According to recent statistics, it’s becoming increasingly common for people to describe themselves as “spiritual, but not religious”.

This shift in beliefs can in large part be attributed to Millennials, a large number of whom are seeking answers in astrology, the tarot, and alternative belief systems such as Wicca and neopaganism. In 2018, the Pew Center reported that Millennials are less likely to attend regular religious services than earlier generations. They are, however, just as likely to consider themselves spiritual

So what are the reasons behind this shift in the younger generations’ beliefs and expressions of spirituality? Journalists from high and low-brow publications alike seem to agree on one factor: stress.

Economic and political instability, relationships and dating anxiety, environmental issues — the world certainly is a complicated place for Millennials. Modern astrology and other “alternative” practices provide explanations and clarity in these troubled times.

But saying that Millennial astrology enthusiasts are confused, lost, and anxiety-ridden is an oversimplification – at best. There’s more to it than that.

Millennials favor belief systems that promote individuality and freedom of expression

One of the most significant findings reported by the Center is that Millennials are less likely to say they’re “spiritually satisfied and at peace with themselves” than earlier generations. Whereas 70% of the Greatest Generation and 62% of baby boomers report these positive feelings, only 51% of Millennials feel the same.

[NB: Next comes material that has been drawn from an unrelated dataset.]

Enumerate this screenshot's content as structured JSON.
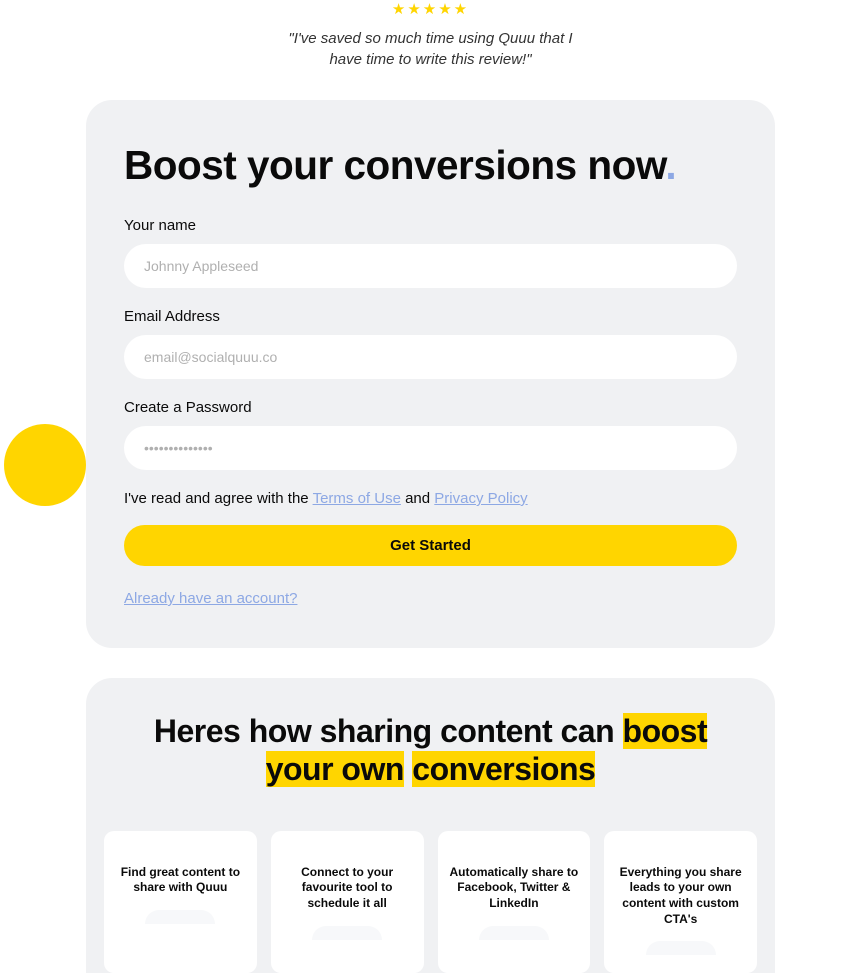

Part of this may have to do with Millennials’ individualism and heightened sense of self. While earlier generations found — and still find — peace in being part of a group, organized religion traditionally doesn’t leave much space for individual expression. That sort of homogeneity doesn’t appeal to millennials at all.

Instead, they are seeking out psychics and spiritual guides who can help them better express their individuality and make the most of their unique gifts.

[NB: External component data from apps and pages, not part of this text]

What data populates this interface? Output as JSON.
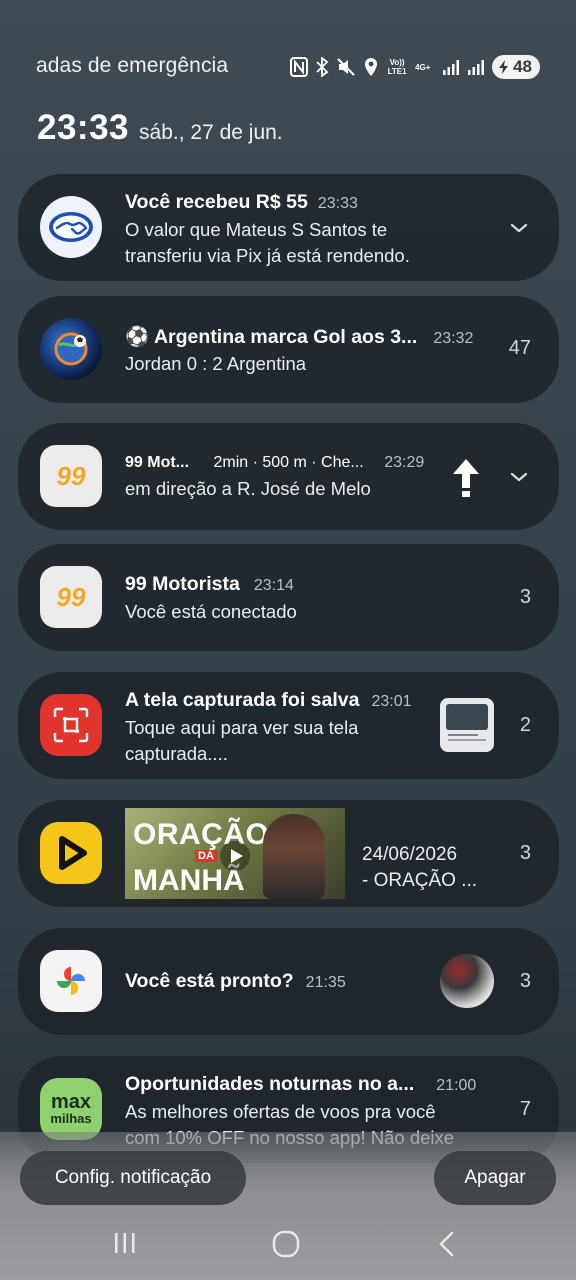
{
  "status_bar": {
    "emergency_text": "adas de emergência",
    "lte_label": "Vo)) LTE1",
    "net_label": "4G+",
    "battery": "48"
  },
  "lockscreen": {
    "time": "23:33",
    "date": "sáb., 27 de jun."
  },
  "notifications": [
    {
      "app": "mercado-pago",
      "title": "Você recebeu R$ 55",
      "time": "23:33",
      "body_line1": "O valor que Mateus S Santos te",
      "body_line2": "transferiu via Pix já está rendendo.",
      "count": ""
    },
    {
      "app": "sports",
      "title": "⚽ Argentina marca Gol aos 3...",
      "time": "23:32",
      "body_line1": "Jordan 0 : 2 Argentina",
      "count": "47"
    },
    {
      "app": "99-motorista",
      "icon_text": "99",
      "title": "99 Mot...",
      "subtitle": "2min · 500 m · Che...",
      "time": "23:29",
      "body_line1": "em direção a R. José de Melo",
      "count": ""
    },
    {
      "app": "99-motorista",
      "icon_text": "99",
      "title": "99 Motorista",
      "time": "23:14",
      "body_line1": "Você está conectado",
      "count": "3"
    },
    {
      "app": "screenshot",
      "title": "A tela capturada foi salva",
      "time": "23:01",
      "body_line1": "Toque aqui para ver sua tela",
      "body_line2": "capturada....",
      "count": "2"
    },
    {
      "app": "video",
      "thumb_text_top": "ORAÇÃO",
      "thumb_text_mid": "DA",
      "thumb_text_bottom": "MANHÃ",
      "body_line1": "24/06/2026",
      "body_line2": "- ORAÇÃO ...",
      "count": "3"
    },
    {
      "app": "google-photos",
      "title": "Você está pronto?",
      "time": "21:35",
      "count": "3"
    },
    {
      "app": "max-milhas",
      "icon_text_top": "max",
      "icon_text_bottom": "milhas",
      "title": "Oportunidades noturnas no a...",
      "time": "21:00",
      "body_line1": "As melhores ofertas de voos pra você",
      "body_line2": "com 10% OFF no nosso app! Não deixe",
      "count": "7"
    }
  ],
  "actions": {
    "settings_label": "Config. notificação",
    "clear_label": "Apagar"
  },
  "colors": {
    "accent_red": "#e0342c",
    "max_green": "#8fd16e",
    "video_yellow": "#f5c518"
  }
}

Astrology and tarot are great examples of this — by understanding their birth charts or the Major Arcana’s impact on their lives, Millennials feel better equipped to make choices and, perhaps more importantly, feel more strongly connected to the universe.

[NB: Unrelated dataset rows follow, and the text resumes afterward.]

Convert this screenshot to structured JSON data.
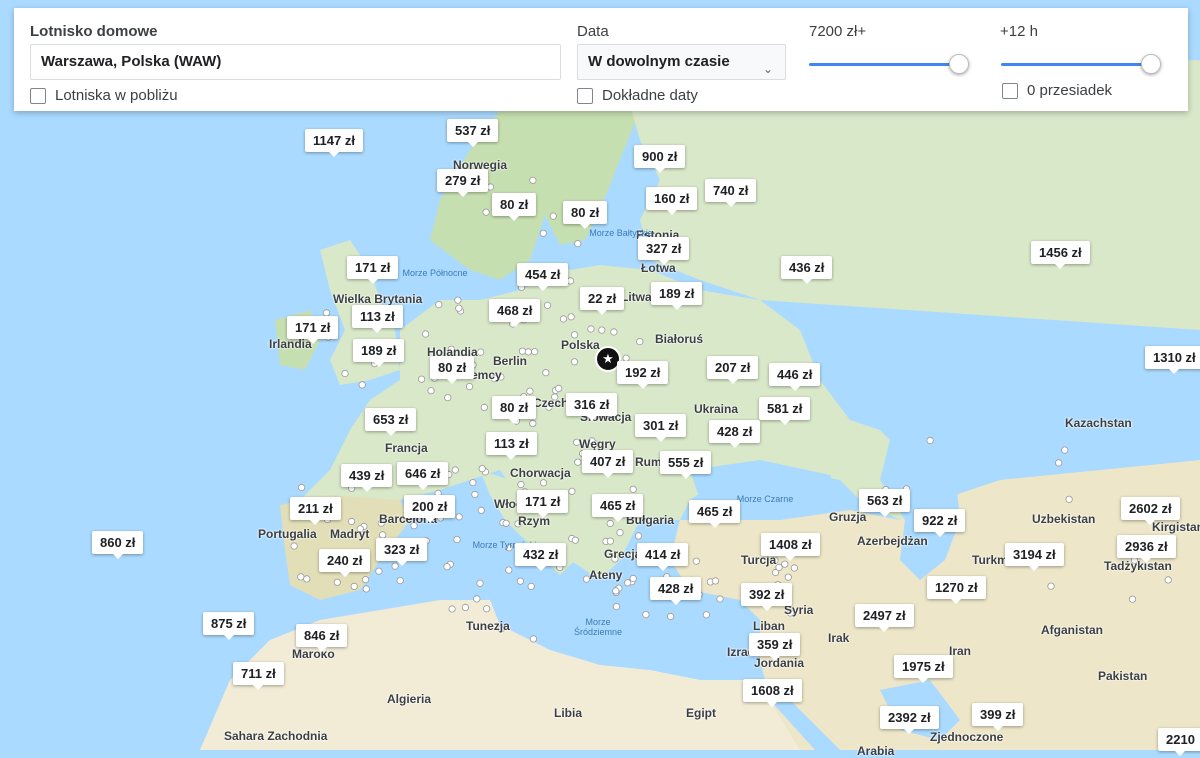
{
  "search": {
    "origin_label": "Lotnisko domowe",
    "origin_value": "Warszawa, Polska (WAW)",
    "nearby_label": "Lotniska w pobliżu",
    "date_label": "Data",
    "date_value": "W dowolnym czasie",
    "exact_dates_label": "Dokładne daty",
    "price_label": "7200 zł+",
    "price_fraction": 1.0,
    "duration_label": "+12 h",
    "duration_fraction": 1.0,
    "stops_label": "0 przesiadek"
  },
  "colors": {
    "sea": "#aadaff",
    "land": "#d8e8c8",
    "land_green": "#c6dfb0",
    "desert": "#f2ecd7",
    "accent": "#4285f4"
  },
  "prices": [
    "537 zł",
    "1147 zł",
    "900 zł",
    "279 zł",
    "80 zł",
    "80 zł",
    "160 zł",
    "740 zł",
    "327 zł",
    "1456 zł",
    "171 zł",
    "454 zł",
    "436 zł",
    "22 zł",
    "189 zł",
    "468 zł",
    "171 zł",
    "113 zł",
    "189 zł",
    "80 zł",
    "192 zł",
    "207 zł",
    "446 zł",
    "1310 zł",
    "80 zł",
    "316 zł",
    "581 zł",
    "653 zł",
    "301 zł",
    "428 zł",
    "113 zł",
    "407 zł",
    "555 zł",
    "439 zł",
    "646 zł",
    "171 zł",
    "465 zł",
    "465 zł",
    "563 zł",
    "2602 zł",
    "211 zł",
    "200 zł",
    "922 zł",
    "2936 zł",
    "860 zł",
    "323 zł",
    "432 zł",
    "414 zł",
    "1408 zł",
    "3194 zł",
    "240 zł",
    "428 zł",
    "1270 zł",
    "392 zł",
    "875 zł",
    "846 zł",
    "2497 zł",
    "359 zł",
    "711 zł",
    "1975 zł",
    "1608 zł",
    "399 zł",
    "2392 zł",
    "2210"
  ],
  "places": [
    "Norwegia",
    "Estonia",
    "Łotwa",
    "Litwa",
    "Wielka Brytania",
    "Irlandia",
    "Białoruś",
    "Polska",
    "Holandia",
    "Berlin",
    "Niemcy",
    "Czechy",
    "Słowacja",
    "Ukraina",
    "Francja",
    "Węgry",
    "Rumunia",
    "Kazachstan",
    "Chorwacja",
    "Barcelona",
    "Madryt",
    "Portugalia",
    "Włochy",
    "Rzym",
    "Bułgaria",
    "Gruzja",
    "Uzbekistan",
    "Kirgistan",
    "Azerbejdżan",
    "Turkmenistan",
    "Tadżykistan",
    "Grecja",
    "Turcja",
    "Syria",
    "Liban",
    "Irak",
    "Izrael",
    "Jordania",
    "Afganistan",
    "Iran",
    "Pakistan",
    "Maroko",
    "Tunezja",
    "Algieria",
    "Libia",
    "Egipt",
    "Sahara Zachodnia",
    "Arabia",
    "Zjednoczone",
    "Ateny"
  ],
  "seas": [
    "Morze Północne",
    "Morze Bałtyckie",
    "Morze Czarne",
    "Morze Tyrreńskie",
    "Morze Śródziemne"
  ]
}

Younger generations question authority

Millennials tend to question authority figures, as every generation of young people has done before them. What’s unique to today’s youth is that they are more inclined to believe that respect is something that should be earned.

This was summarized in rather paradoxical terms by Time magazine, in a special issue titled The Me Me Me Generation: “Because millennials don’t respect authority, they also don’t resent it. That’s why they’re the first teens who aren’t rebelling.”

What does this have to do with spirituality? Well, for centuries the church was seen as the ultimate authority, and to many members of the older generations this still holds true. Millennials, on the other hand, have grown up with reports of abuse at the highest levels of the church. From Catholic priests to prominent evangelists, these incidents have tarnished Millennials’ opinion of organized religions’ authority figures.

Millennials are more well-informed and open to change

Millennials are the most diverse and highly educated generation of all times, according to another recent report from the Pew Center

Whereas Boomers might stay within an organized religion and avoid change, Millennials actively seek it and have the tools at their disposal to make well-researched and informed decisions. For them, losing faith in an organization doesn’t necessarily mean that faith is lost altogether.

Instead, Millennials’ faith takes on a different form, one that allows them to follow an individual path which offers the opportunity for real learning and change.

Astrology offers an individualized approach to spirituality that has always appealed to a certain portion of the population, but for many Millennials it’s also a more true, authentic expression of one’s personality and spirit.

Author Credit: This article was written by Jeanine Duval, the editor-in-chief at Edelwyn, an online resource for tarot enthusiasts. She is a resides in Montreal, Quebec.